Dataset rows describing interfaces
════════════════
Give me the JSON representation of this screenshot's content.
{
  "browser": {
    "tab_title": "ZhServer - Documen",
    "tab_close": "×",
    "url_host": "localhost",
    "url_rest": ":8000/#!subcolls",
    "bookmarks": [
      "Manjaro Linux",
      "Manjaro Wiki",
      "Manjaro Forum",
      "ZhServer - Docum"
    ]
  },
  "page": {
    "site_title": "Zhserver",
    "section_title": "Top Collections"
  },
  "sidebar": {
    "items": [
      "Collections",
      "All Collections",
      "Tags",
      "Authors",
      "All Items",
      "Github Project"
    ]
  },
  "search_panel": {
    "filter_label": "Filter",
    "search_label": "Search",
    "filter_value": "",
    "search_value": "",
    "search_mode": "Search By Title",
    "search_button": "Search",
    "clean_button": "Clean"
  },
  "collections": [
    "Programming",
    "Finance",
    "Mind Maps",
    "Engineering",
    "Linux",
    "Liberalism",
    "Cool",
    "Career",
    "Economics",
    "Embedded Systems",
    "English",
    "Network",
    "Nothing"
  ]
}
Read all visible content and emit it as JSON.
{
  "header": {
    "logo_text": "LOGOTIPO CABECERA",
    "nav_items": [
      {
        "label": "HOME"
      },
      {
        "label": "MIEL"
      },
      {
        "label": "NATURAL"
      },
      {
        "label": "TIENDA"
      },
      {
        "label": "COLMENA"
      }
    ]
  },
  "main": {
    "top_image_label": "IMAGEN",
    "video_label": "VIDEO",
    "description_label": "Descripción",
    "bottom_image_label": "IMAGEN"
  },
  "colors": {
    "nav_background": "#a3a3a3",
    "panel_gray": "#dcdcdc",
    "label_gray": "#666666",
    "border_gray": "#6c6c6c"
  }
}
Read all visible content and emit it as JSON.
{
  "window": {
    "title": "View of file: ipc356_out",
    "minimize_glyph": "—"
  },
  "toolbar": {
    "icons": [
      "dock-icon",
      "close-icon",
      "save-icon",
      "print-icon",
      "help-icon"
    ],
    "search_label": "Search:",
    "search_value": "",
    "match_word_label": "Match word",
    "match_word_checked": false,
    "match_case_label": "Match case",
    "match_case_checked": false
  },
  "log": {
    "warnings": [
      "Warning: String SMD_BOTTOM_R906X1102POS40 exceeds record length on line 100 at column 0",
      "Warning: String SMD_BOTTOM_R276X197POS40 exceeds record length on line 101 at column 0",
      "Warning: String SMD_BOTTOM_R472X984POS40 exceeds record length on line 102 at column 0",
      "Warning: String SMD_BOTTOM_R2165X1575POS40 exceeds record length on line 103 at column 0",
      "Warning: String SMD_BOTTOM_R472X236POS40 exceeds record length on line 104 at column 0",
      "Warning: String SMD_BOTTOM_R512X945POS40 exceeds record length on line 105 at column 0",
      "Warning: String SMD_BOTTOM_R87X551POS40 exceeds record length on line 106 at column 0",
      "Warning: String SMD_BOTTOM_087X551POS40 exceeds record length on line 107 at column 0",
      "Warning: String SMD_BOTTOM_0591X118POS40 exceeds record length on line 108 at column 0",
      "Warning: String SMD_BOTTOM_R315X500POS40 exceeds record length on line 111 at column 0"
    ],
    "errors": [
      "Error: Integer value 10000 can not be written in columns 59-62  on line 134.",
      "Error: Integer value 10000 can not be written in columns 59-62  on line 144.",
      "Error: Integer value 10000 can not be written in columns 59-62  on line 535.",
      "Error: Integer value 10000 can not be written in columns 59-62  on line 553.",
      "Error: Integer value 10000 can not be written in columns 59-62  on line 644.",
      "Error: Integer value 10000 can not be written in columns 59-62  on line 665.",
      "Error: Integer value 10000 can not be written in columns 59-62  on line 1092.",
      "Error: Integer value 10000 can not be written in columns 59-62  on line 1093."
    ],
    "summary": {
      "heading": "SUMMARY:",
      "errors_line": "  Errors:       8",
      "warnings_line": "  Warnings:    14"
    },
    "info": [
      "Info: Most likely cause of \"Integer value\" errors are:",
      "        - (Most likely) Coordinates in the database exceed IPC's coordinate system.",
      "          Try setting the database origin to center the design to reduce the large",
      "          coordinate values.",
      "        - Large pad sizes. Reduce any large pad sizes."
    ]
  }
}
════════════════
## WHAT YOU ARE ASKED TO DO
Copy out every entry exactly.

## SOLUTION TO THIS TASK
Give me the JSON representation of this screenshot's content.
{
  "browser": {
    "tab_title": "ZhServer - Documen",
    "tab_close": "×",
    "url_host": "localhost",
    "url_rest": ":8000/#!subcolls",
    "bookmarks": [
      "Manjaro Linux",
      "Manjaro Wiki",
      "Manjaro Forum",
      "ZhServer - Docum"
    ]
  },
  "page": {
    "site_title": "Zhserver",
    "section_title": "Top Collections"
  },
  "sidebar": {
    "items": [
      "Collections",
      "All Collections",
      "Tags",
      "Authors",
      "All Items",
      "Github Project"
    ]
  },
  "search_panel": {
    "filter_label": "Filter",
    "search_label": "Search",
    "filter_value": "",
    "search_value": "",
    "search_mode": "Search By Title",
    "search_button": "Search",
    "clean_button": "Clean"
  },
  "collections": [
    "Programming",
    "Finance",
    "Mind Maps",
    "Engineering",
    "Linux",
    "Liberalism",
    "Cool",
    "Career",
    "Economics",
    "Embedded Systems",
    "English",
    "Network",
    "Nothing"
  ]
}
Read all visible content and emit it as JSON.
{
  "header": {
    "logo_text": "LOGOTIPO CABECERA",
    "nav_items": [
      {
        "label": "HOME"
      },
      {
        "label": "MIEL"
      },
      {
        "label": "NATURAL"
      },
      {
        "label": "TIENDA"
      },
      {
        "label": "COLMENA"
      }
    ]
  },
  "main": {
    "top_image_label": "IMAGEN",
    "video_label": "VIDEO",
    "description_label": "Descripción",
    "bottom_image_label": "IMAGEN"
  },
  "colors": {
    "nav_background": "#a3a3a3",
    "panel_gray": "#dcdcdc",
    "label_gray": "#666666",
    "border_gray": "#6c6c6c"
  }
}
Read all visible content and emit it as JSON.
{
  "window": {
    "title": "View of file: ipc356_out",
    "minimize_glyph": "—"
  },
  "toolbar": {
    "icons": [
      "dock-icon",
      "close-icon",
      "save-icon",
      "print-icon",
      "help-icon"
    ],
    "search_label": "Search:",
    "search_value": "",
    "match_word_label": "Match word",
    "match_word_checked": false,
    "match_case_label": "Match case",
    "match_case_checked": false
  },
  "log": {
    "warnings": [
      "Warning: String SMD_BOTTOM_R906X1102POS40 exceeds record length on line 100 at column 0",
      "Warning: String SMD_BOTTOM_R276X197POS40 exceeds record length on line 101 at column 0",
      "Warning: String SMD_BOTTOM_R472X984POS40 exceeds record length on line 102 at column 0",
      "Warning: String SMD_BOTTOM_R2165X1575POS40 exceeds record length on line 103 at column 0",
      "Warning: String SMD_BOTTOM_R472X236POS40 exceeds record length on line 104 at column 0",
      "Warning: String SMD_BOTTOM_R512X945POS40 exceeds record length on line 105 at column 0",
      "Warning: String SMD_BOTTOM_R87X551POS40 exceeds record length on line 106 at column 0",
      "Warning: String SMD_BOTTOM_087X551POS40 exceeds record length on line 107 at column 0",
      "Warning: String SMD_BOTTOM_0591X118POS40 exceeds record length on line 108 at column 0",
      "Warning: String SMD_BOTTOM_R315X500POS40 exceeds record length on line 111 at column 0"
    ],
    "errors": [
      "Error: Integer value 10000 can not be written in columns 59-62  on line 134.",
      "Error: Integer value 10000 can not be written in columns 59-62  on line 144.",
      "Error: Integer value 10000 can not be written in columns 59-62  on line 535.",
      "Error: Integer value 10000 can not be written in columns 59-62  on line 553.",
      "Error: Integer value 10000 can not be written in columns 59-62  on line 644.",
      "Error: Integer value 10000 can not be written in columns 59-62  on line 665.",
      "Error: Integer value 10000 can not be written in columns 59-62  on line 1092.",
      "Error: Integer value 10000 can not be written in columns 59-62  on line 1093."
    ],
    "summary": {
      "heading": "SUMMARY:",
      "errors_line": "  Errors:       8",
      "warnings_line": "  Warnings:    14"
    },
    "info": [
      "Info: Most likely cause of \"Integer value\" errors are:",
      "        - (Most likely) Coordinates in the database exceed IPC's coordinate system.",
      "          Try setting the database origin to center the design to reduce the large",
      "          coordinate values.",
      "        - Large pad sizes. Reduce any large pad sizes."
    ]
  }
}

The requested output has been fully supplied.